• Work to be completed:
Search the records for the word "FACHADA". Copy every line where it appears.

======== Supplied material

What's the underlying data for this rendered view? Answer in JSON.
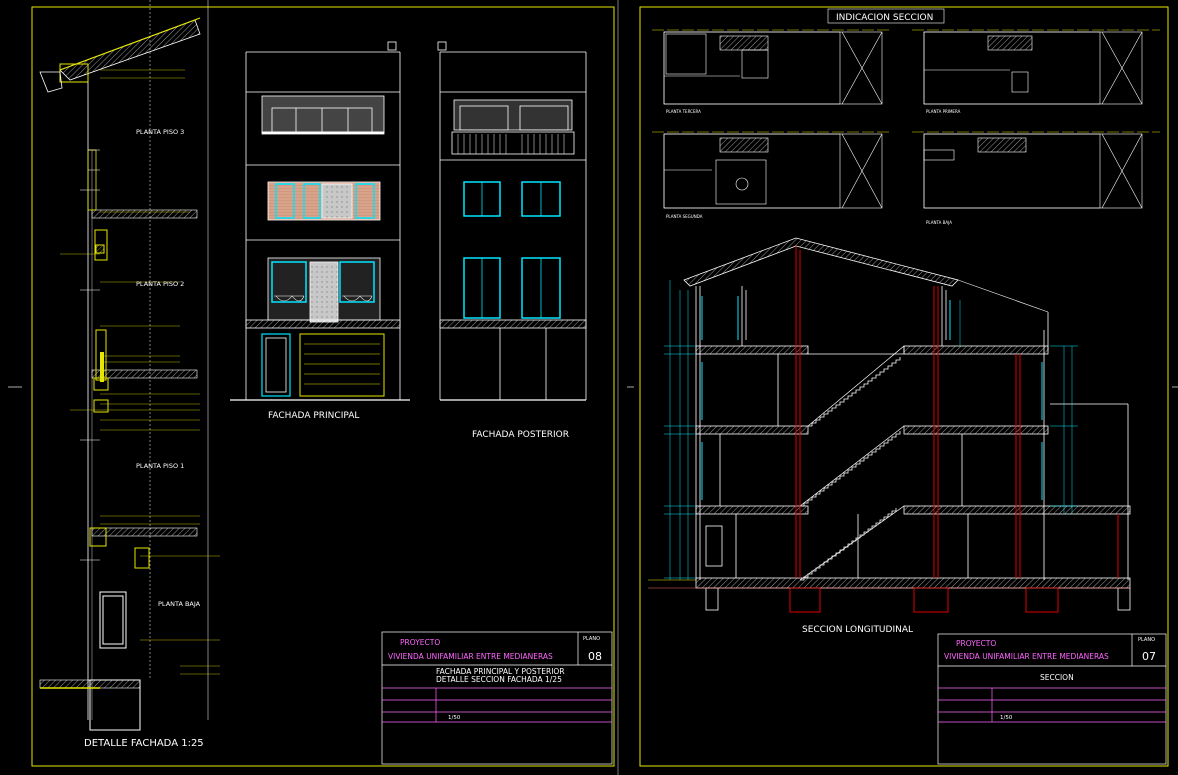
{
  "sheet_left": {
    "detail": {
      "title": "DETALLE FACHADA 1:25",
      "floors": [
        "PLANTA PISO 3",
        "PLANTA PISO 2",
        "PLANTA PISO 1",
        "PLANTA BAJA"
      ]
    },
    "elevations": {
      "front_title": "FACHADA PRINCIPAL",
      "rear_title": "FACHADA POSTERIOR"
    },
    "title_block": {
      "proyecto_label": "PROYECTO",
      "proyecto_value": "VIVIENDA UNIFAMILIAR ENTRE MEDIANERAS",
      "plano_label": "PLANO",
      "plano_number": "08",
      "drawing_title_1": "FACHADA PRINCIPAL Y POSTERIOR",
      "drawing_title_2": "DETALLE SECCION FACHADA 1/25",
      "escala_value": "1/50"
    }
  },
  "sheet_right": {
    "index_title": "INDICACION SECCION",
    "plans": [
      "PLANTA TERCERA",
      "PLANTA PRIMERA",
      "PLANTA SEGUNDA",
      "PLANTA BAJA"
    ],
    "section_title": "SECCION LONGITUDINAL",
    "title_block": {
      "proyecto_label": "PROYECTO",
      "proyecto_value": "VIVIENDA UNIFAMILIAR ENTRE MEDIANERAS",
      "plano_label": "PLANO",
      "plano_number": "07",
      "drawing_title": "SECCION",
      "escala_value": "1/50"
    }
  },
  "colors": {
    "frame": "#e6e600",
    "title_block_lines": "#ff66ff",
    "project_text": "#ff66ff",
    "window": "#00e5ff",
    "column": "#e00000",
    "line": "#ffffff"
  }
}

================
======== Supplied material

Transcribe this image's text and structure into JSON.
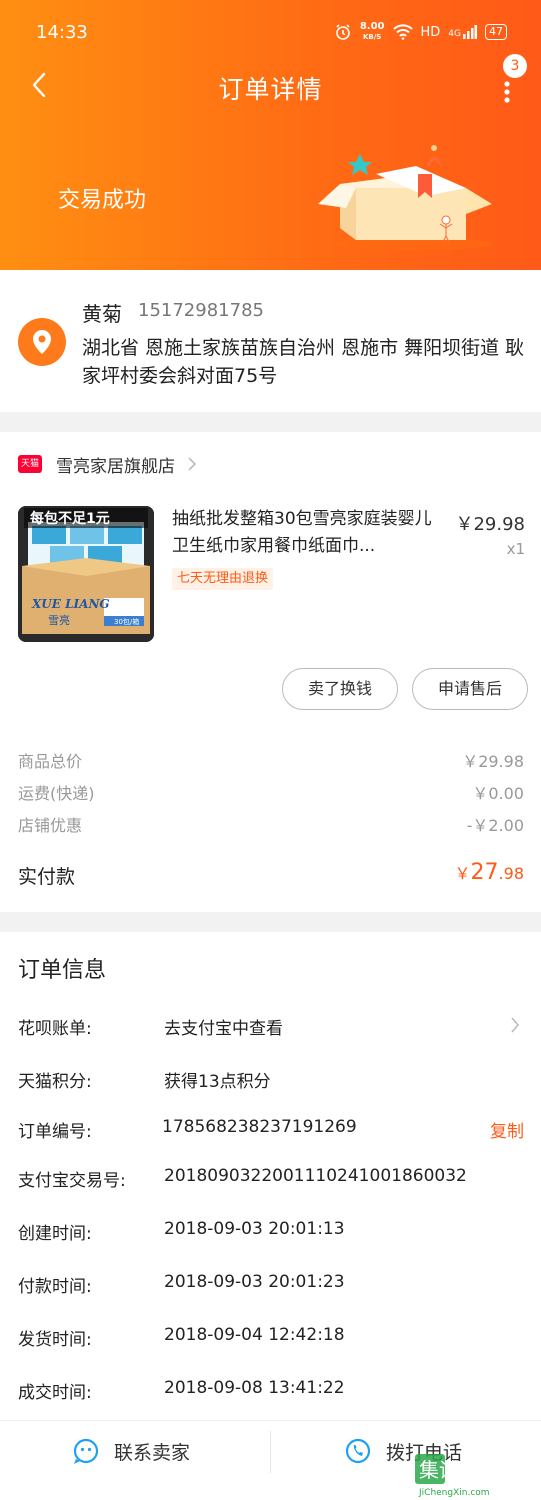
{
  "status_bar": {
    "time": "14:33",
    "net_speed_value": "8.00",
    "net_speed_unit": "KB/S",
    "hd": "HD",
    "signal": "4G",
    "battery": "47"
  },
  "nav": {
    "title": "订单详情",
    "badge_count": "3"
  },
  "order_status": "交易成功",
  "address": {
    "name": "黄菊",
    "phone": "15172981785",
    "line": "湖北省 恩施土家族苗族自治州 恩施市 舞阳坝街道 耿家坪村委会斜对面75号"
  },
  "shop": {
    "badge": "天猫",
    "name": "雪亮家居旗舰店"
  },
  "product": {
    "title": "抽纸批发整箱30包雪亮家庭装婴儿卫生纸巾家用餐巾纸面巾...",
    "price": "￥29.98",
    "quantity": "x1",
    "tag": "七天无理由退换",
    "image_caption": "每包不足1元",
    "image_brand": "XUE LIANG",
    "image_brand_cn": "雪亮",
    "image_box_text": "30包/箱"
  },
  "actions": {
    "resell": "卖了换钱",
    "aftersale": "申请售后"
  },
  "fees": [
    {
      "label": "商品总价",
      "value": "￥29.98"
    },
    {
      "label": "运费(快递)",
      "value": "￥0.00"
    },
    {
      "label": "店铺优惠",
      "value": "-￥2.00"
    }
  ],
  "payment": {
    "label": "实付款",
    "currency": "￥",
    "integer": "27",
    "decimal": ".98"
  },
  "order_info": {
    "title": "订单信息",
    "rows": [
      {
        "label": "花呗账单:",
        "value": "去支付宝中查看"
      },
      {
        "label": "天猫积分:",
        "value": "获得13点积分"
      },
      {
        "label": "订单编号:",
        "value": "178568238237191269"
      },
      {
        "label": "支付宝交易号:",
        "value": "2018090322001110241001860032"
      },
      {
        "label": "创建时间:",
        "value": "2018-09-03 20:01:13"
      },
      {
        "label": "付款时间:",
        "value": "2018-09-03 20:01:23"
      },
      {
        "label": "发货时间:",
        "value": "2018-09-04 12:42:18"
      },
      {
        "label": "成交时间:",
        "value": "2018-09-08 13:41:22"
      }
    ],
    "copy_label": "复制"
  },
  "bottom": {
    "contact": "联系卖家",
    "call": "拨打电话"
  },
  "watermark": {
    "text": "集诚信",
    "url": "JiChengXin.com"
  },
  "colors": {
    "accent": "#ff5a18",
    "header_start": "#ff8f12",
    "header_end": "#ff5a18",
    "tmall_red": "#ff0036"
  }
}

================
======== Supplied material

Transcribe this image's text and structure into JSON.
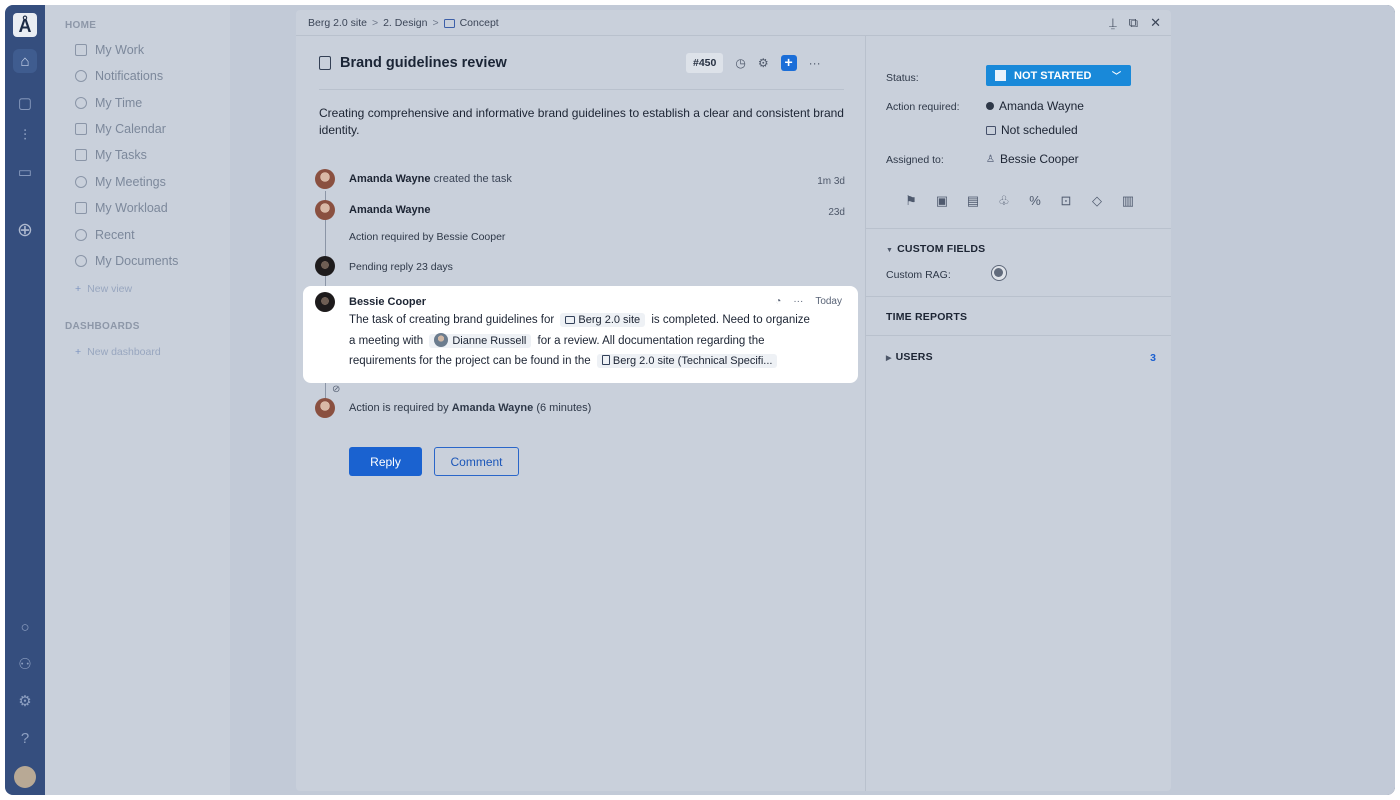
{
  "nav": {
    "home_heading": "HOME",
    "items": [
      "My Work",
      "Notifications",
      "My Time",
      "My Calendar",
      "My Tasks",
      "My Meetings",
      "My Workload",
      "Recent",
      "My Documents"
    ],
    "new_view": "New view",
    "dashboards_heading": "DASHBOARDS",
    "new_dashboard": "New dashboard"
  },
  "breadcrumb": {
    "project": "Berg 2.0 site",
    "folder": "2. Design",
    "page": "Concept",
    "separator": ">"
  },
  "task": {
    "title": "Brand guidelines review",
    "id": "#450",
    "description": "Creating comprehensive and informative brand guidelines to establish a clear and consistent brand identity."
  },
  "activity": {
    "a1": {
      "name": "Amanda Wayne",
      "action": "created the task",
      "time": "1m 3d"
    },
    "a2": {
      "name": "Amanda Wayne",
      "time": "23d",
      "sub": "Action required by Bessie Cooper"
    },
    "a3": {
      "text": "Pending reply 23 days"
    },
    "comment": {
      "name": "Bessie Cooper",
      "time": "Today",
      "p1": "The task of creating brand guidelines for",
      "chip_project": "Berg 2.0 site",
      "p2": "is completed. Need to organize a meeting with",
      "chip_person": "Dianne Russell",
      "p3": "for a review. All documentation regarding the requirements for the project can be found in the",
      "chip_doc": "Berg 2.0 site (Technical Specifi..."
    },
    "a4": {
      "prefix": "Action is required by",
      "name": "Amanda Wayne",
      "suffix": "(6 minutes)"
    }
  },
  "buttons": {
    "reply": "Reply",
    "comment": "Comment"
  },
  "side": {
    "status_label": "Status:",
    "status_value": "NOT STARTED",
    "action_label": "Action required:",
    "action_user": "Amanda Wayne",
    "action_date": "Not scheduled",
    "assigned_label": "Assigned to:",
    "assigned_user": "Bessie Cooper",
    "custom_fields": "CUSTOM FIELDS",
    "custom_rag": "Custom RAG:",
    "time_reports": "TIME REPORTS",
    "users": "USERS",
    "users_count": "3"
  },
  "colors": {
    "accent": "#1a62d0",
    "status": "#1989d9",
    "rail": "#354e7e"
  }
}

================

• Answer to the problem:
      "title": "DETALLE FACHADA 1:25",
      "front_title": "FACHADA PRINCIPAL",
      "rear_title": "FACHADA POSTERIOR"
      "drawing_title_1": "FACHADA PRINCIPAL Y POSTERIOR",
      "drawing_title_2": "DETALLE SECCION FACHADA 1/25",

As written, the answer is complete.